WORK ORDER:
In the entries below, find the lines that contain the word "Seguindo" and copy them.

DATASET EXTRACT:
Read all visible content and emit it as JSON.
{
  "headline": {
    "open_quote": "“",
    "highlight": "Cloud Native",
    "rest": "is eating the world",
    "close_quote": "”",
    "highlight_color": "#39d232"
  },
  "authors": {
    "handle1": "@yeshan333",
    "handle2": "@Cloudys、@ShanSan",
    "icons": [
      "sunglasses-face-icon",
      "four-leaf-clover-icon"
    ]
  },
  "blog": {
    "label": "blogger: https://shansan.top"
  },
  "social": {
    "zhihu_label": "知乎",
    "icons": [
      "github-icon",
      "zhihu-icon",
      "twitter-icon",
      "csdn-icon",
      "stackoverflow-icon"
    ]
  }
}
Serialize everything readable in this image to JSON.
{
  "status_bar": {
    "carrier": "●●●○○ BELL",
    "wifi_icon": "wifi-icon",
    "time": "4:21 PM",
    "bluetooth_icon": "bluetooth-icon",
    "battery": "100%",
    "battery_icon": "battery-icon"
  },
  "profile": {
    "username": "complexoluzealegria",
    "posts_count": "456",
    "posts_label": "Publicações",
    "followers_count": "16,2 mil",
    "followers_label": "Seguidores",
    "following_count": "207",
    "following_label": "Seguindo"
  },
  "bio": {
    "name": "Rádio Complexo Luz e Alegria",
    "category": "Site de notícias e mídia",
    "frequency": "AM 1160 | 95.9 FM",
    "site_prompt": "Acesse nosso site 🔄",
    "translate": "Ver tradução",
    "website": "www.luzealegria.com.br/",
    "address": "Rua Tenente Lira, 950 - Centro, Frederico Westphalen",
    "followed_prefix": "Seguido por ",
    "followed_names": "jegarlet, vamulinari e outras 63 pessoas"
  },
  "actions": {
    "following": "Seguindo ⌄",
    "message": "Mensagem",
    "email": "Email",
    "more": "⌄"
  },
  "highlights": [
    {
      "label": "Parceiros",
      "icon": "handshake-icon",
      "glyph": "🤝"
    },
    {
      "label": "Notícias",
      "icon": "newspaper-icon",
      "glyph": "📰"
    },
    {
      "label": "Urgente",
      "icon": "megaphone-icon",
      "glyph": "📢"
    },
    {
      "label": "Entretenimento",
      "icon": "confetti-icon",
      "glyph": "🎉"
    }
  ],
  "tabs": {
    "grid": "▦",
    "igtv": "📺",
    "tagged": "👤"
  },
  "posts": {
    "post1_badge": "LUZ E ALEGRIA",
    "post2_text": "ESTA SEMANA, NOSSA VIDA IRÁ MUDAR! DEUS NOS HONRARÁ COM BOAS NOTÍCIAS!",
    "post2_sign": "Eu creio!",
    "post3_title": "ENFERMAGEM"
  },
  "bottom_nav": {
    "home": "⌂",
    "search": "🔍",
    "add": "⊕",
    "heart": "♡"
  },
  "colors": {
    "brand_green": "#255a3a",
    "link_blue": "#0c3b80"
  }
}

RESPONSE:
    "following_label": "Seguindo"
    "following": "Seguindo ⌄",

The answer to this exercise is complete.